SUPPLIED RECORDS START

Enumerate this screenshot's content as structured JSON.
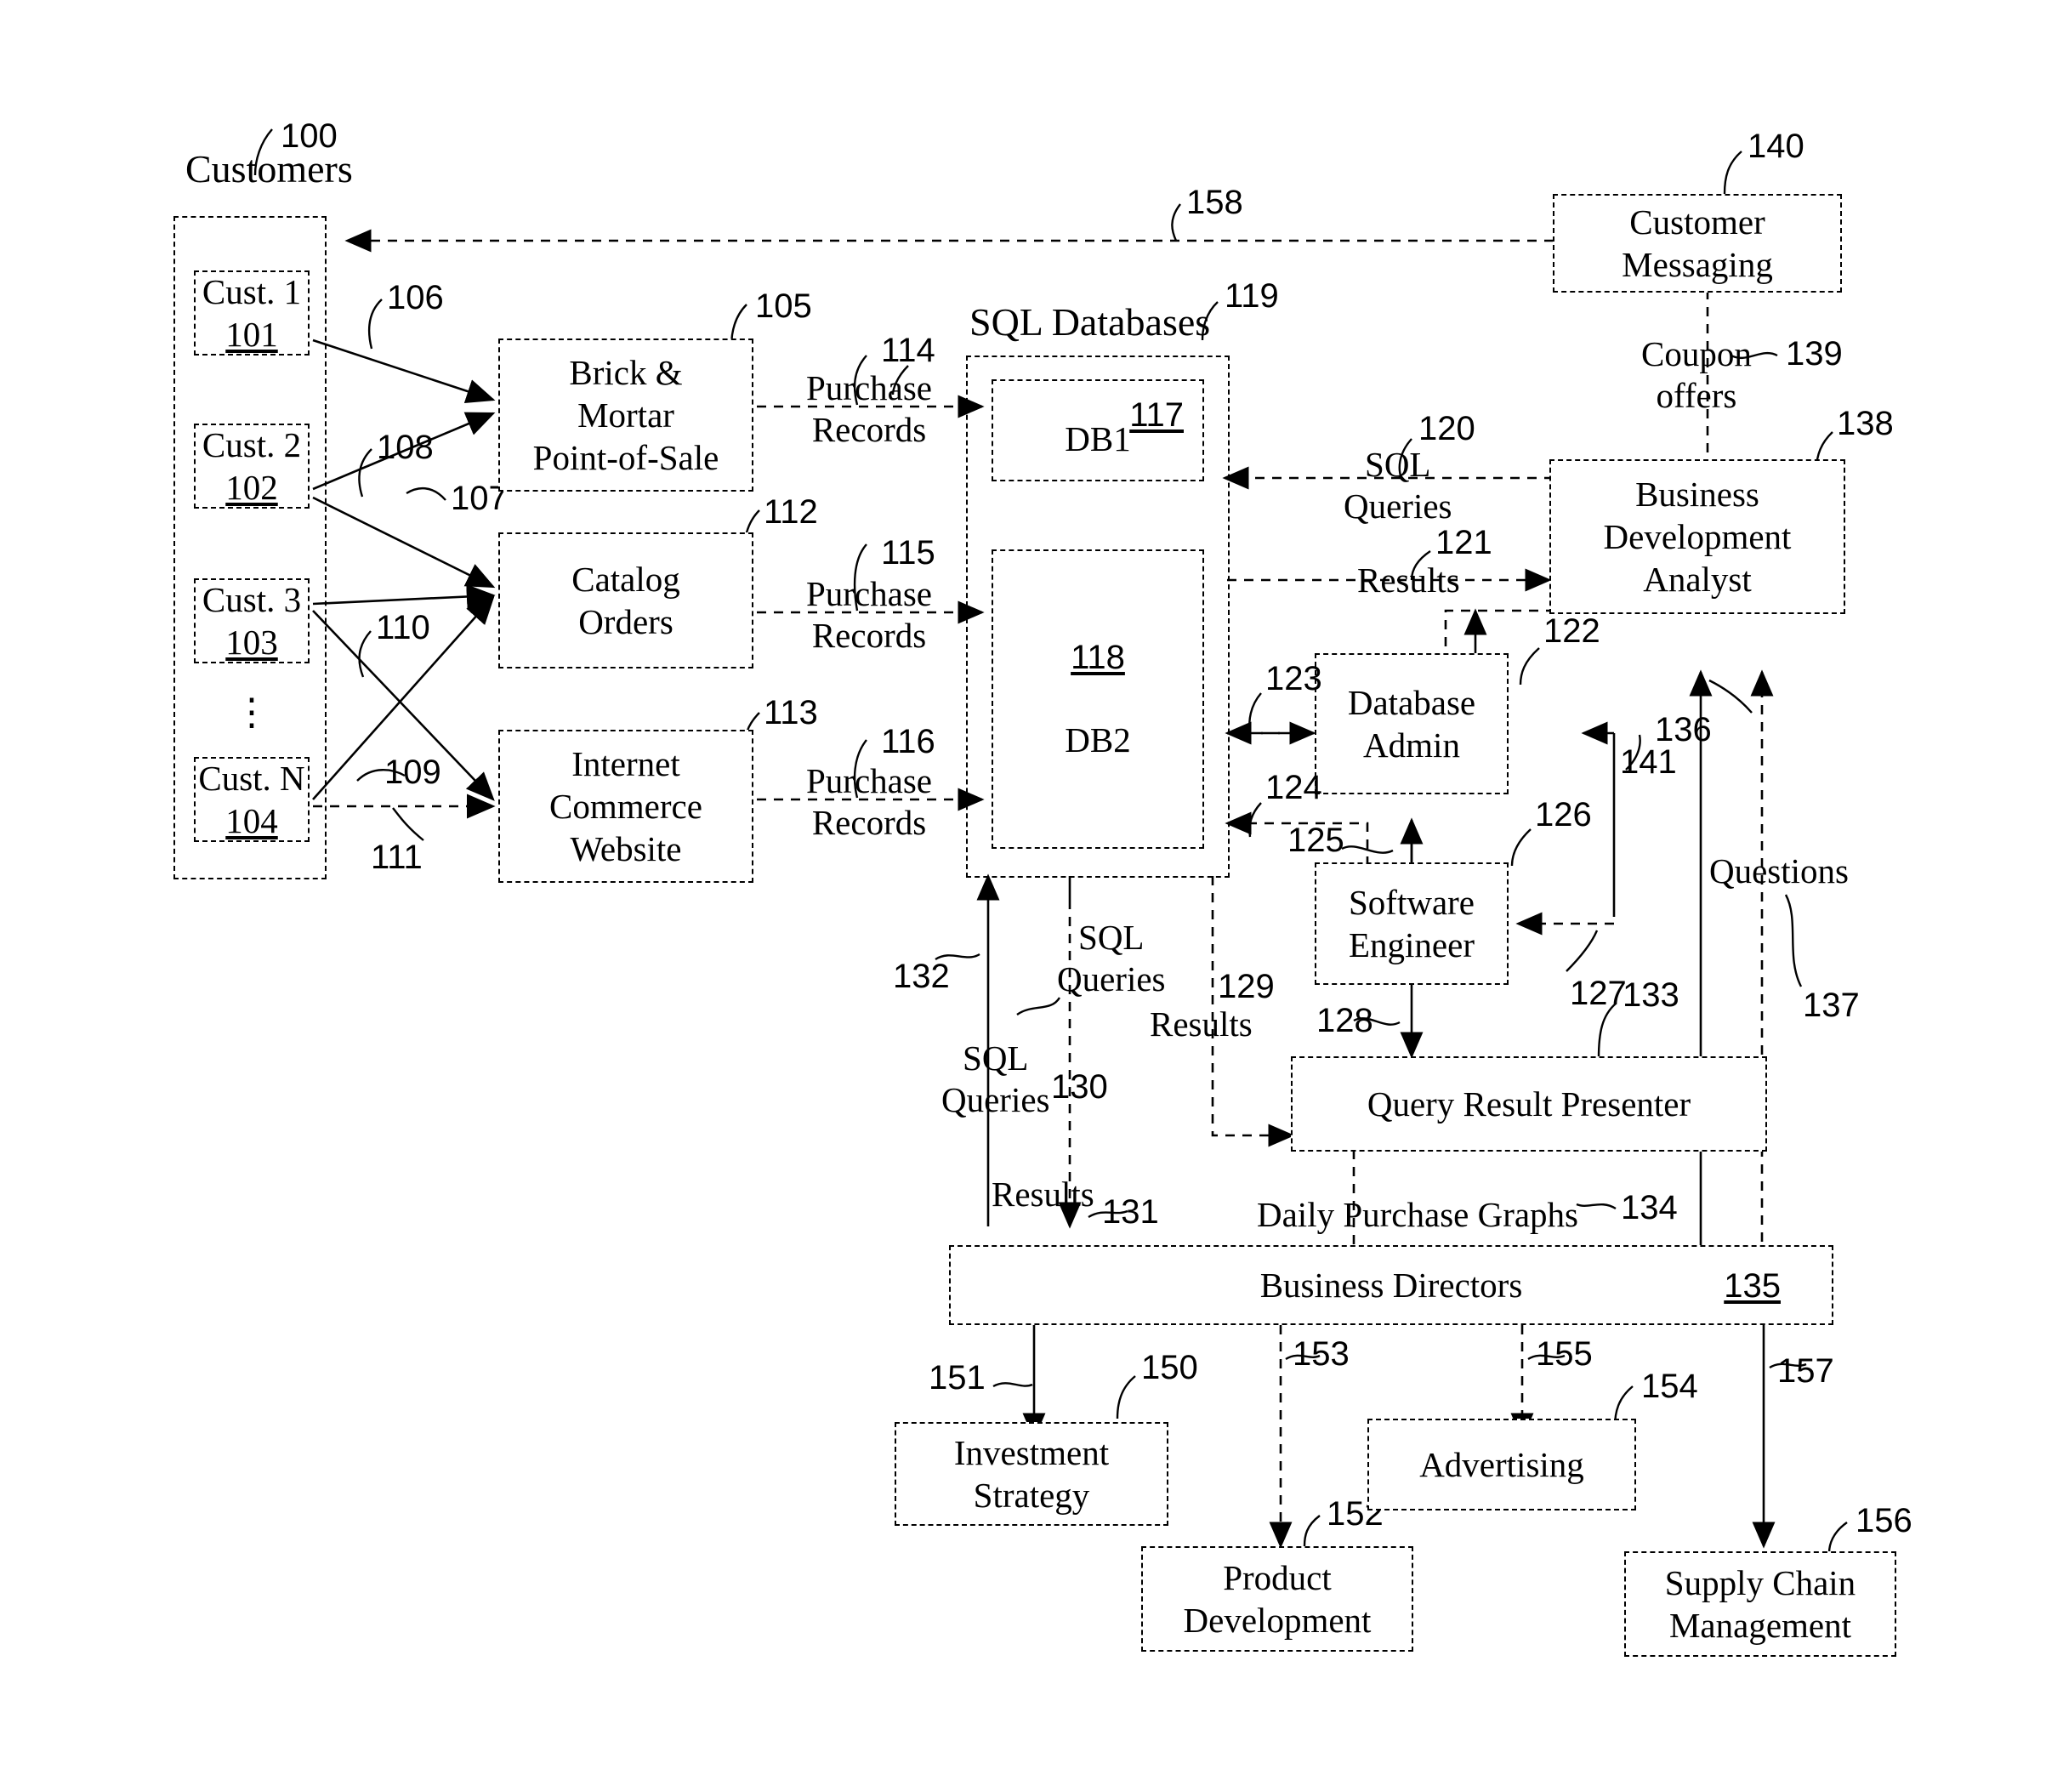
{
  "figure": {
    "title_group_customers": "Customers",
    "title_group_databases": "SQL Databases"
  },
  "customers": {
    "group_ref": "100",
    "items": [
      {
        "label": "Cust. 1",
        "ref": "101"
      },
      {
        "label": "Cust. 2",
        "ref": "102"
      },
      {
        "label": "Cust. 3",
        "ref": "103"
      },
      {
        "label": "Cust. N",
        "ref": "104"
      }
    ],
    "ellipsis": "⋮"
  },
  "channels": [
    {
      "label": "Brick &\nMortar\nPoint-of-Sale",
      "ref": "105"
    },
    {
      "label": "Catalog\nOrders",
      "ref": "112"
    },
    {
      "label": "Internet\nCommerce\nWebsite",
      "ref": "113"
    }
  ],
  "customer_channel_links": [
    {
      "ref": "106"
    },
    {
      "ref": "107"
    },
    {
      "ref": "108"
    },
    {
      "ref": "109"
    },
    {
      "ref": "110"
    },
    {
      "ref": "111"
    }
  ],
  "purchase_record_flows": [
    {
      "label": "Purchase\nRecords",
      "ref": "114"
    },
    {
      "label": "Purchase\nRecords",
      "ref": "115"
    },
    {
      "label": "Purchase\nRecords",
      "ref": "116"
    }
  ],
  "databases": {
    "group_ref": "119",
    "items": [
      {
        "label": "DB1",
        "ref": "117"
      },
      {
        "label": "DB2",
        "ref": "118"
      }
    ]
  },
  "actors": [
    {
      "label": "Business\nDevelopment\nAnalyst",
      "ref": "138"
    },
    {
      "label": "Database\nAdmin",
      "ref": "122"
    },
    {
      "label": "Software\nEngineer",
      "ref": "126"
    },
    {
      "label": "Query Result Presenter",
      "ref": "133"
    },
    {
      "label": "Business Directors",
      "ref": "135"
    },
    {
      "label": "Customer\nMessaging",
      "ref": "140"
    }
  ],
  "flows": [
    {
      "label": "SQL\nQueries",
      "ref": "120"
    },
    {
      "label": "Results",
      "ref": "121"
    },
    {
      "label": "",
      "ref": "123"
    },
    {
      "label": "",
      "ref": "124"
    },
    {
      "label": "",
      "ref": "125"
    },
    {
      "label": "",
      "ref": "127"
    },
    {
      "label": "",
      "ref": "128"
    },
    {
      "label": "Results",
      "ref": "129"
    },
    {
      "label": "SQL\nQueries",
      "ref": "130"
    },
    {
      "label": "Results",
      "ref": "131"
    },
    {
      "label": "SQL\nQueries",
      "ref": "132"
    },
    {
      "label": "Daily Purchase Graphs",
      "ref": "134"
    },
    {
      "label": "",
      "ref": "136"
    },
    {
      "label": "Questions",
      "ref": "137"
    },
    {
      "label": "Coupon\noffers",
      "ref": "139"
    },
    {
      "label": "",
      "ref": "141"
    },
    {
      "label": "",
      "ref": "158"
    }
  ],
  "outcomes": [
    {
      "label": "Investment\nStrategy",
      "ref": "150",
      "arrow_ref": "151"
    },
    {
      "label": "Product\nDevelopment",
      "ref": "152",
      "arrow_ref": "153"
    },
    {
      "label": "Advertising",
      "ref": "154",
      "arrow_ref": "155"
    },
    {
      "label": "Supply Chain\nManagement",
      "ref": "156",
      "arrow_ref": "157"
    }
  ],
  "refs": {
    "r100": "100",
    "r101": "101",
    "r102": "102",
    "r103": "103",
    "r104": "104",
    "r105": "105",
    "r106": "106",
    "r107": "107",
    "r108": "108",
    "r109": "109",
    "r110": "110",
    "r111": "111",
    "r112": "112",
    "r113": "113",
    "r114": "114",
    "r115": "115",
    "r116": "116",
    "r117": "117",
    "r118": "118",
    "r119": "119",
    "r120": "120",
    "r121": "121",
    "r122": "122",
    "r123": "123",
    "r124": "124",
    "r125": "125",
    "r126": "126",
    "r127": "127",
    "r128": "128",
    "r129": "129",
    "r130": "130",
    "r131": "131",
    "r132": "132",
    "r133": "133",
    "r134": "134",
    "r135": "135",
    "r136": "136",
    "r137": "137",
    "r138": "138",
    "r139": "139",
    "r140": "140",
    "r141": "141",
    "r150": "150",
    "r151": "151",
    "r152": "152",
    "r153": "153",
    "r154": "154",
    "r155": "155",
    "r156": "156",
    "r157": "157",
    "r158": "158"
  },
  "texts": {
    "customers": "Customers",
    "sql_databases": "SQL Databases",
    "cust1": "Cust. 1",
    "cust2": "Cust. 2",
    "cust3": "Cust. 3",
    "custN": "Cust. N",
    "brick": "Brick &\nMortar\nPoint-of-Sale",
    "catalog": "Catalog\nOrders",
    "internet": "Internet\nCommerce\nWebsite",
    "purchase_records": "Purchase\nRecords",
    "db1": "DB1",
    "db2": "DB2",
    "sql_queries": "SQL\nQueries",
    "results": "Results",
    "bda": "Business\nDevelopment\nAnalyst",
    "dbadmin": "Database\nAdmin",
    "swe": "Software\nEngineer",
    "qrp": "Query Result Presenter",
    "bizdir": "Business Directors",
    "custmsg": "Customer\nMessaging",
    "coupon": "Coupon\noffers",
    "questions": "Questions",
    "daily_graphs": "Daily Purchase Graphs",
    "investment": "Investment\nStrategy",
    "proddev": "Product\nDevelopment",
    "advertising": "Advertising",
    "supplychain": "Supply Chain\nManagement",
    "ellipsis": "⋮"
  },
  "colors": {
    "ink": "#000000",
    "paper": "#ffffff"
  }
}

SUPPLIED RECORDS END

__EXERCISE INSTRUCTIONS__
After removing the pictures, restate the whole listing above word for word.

__ANSWER SECTION__
Enumerate this screenshot's content as structured JSON.
{
  "figure": {
    "title_group_customers": "Customers",
    "title_group_databases": "SQL Databases"
  },
  "customers": {
    "group_ref": "100",
    "items": [
      {
        "label": "Cust. 1",
        "ref": "101"
      },
      {
        "label": "Cust. 2",
        "ref": "102"
      },
      {
        "label": "Cust. 3",
        "ref": "103"
      },
      {
        "label": "Cust. N",
        "ref": "104"
      }
    ],
    "ellipsis": "⋮"
  },
  "channels": [
    {
      "label": "Brick &\nMortar\nPoint-of-Sale",
      "ref": "105"
    },
    {
      "label": "Catalog\nOrders",
      "ref": "112"
    },
    {
      "label": "Internet\nCommerce\nWebsite",
      "ref": "113"
    }
  ],
  "customer_channel_links": [
    {
      "ref": "106"
    },
    {
      "ref": "107"
    },
    {
      "ref": "108"
    },
    {
      "ref": "109"
    },
    {
      "ref": "110"
    },
    {
      "ref": "111"
    }
  ],
  "purchase_record_flows": [
    {
      "label": "Purchase\nRecords",
      "ref": "114"
    },
    {
      "label": "Purchase\nRecords",
      "ref": "115"
    },
    {
      "label": "Purchase\nRecords",
      "ref": "116"
    }
  ],
  "databases": {
    "group_ref": "119",
    "items": [
      {
        "label": "DB1",
        "ref": "117"
      },
      {
        "label": "DB2",
        "ref": "118"
      }
    ]
  },
  "actors": [
    {
      "label": "Business\nDevelopment\nAnalyst",
      "ref": "138"
    },
    {
      "label": "Database\nAdmin",
      "ref": "122"
    },
    {
      "label": "Software\nEngineer",
      "ref": "126"
    },
    {
      "label": "Query Result Presenter",
      "ref": "133"
    },
    {
      "label": "Business Directors",
      "ref": "135"
    },
    {
      "label": "Customer\nMessaging",
      "ref": "140"
    }
  ],
  "flows": [
    {
      "label": "SQL\nQueries",
      "ref": "120"
    },
    {
      "label": "Results",
      "ref": "121"
    },
    {
      "label": "",
      "ref": "123"
    },
    {
      "label": "",
      "ref": "124"
    },
    {
      "label": "",
      "ref": "125"
    },
    {
      "label": "",
      "ref": "127"
    },
    {
      "label": "",
      "ref": "128"
    },
    {
      "label": "Results",
      "ref": "129"
    },
    {
      "label": "SQL\nQueries",
      "ref": "130"
    },
    {
      "label": "Results",
      "ref": "131"
    },
    {
      "label": "SQL\nQueries",
      "ref": "132"
    },
    {
      "label": "Daily Purchase Graphs",
      "ref": "134"
    },
    {
      "label": "",
      "ref": "136"
    },
    {
      "label": "Questions",
      "ref": "137"
    },
    {
      "label": "Coupon\noffers",
      "ref": "139"
    },
    {
      "label": "",
      "ref": "141"
    },
    {
      "label": "",
      "ref": "158"
    }
  ],
  "outcomes": [
    {
      "label": "Investment\nStrategy",
      "ref": "150",
      "arrow_ref": "151"
    },
    {
      "label": "Product\nDevelopment",
      "ref": "152",
      "arrow_ref": "153"
    },
    {
      "label": "Advertising",
      "ref": "154",
      "arrow_ref": "155"
    },
    {
      "label": "Supply Chain\nManagement",
      "ref": "156",
      "arrow_ref": "157"
    }
  ],
  "refs": {
    "r100": "100",
    "r101": "101",
    "r102": "102",
    "r103": "103",
    "r104": "104",
    "r105": "105",
    "r106": "106",
    "r107": "107",
    "r108": "108",
    "r109": "109",
    "r110": "110",
    "r111": "111",
    "r112": "112",
    "r113": "113",
    "r114": "114",
    "r115": "115",
    "r116": "116",
    "r117": "117",
    "r118": "118",
    "r119": "119",
    "r120": "120",
    "r121": "121",
    "r122": "122",
    "r123": "123",
    "r124": "124",
    "r125": "125",
    "r126": "126",
    "r127": "127",
    "r128": "128",
    "r129": "129",
    "r130": "130",
    "r131": "131",
    "r132": "132",
    "r133": "133",
    "r134": "134",
    "r135": "135",
    "r136": "136",
    "r137": "137",
    "r138": "138",
    "r139": "139",
    "r140": "140",
    "r141": "141",
    "r150": "150",
    "r151": "151",
    "r152": "152",
    "r153": "153",
    "r154": "154",
    "r155": "155",
    "r156": "156",
    "r157": "157",
    "r158": "158"
  },
  "texts": {
    "customers": "Customers",
    "sql_databases": "SQL Databases",
    "cust1": "Cust. 1",
    "cust2": "Cust. 2",
    "cust3": "Cust. 3",
    "custN": "Cust. N",
    "brick": "Brick &\nMortar\nPoint-of-Sale",
    "catalog": "Catalog\nOrders",
    "internet": "Internet\nCommerce\nWebsite",
    "purchase_records": "Purchase\nRecords",
    "db1": "DB1",
    "db2": "DB2",
    "sql_queries": "SQL\nQueries",
    "results": "Results",
    "bda": "Business\nDevelopment\nAnalyst",
    "dbadmin": "Database\nAdmin",
    "swe": "Software\nEngineer",
    "qrp": "Query Result Presenter",
    "bizdir": "Business Directors",
    "custmsg": "Customer\nMessaging",
    "coupon": "Coupon\noffers",
    "questions": "Questions",
    "daily_graphs": "Daily Purchase Graphs",
    "investment": "Investment\nStrategy",
    "proddev": "Product\nDevelopment",
    "advertising": "Advertising",
    "supplychain": "Supply Chain\nManagement",
    "ellipsis": "⋮"
  },
  "colors": {
    "ink": "#000000",
    "paper": "#ffffff"
  }
}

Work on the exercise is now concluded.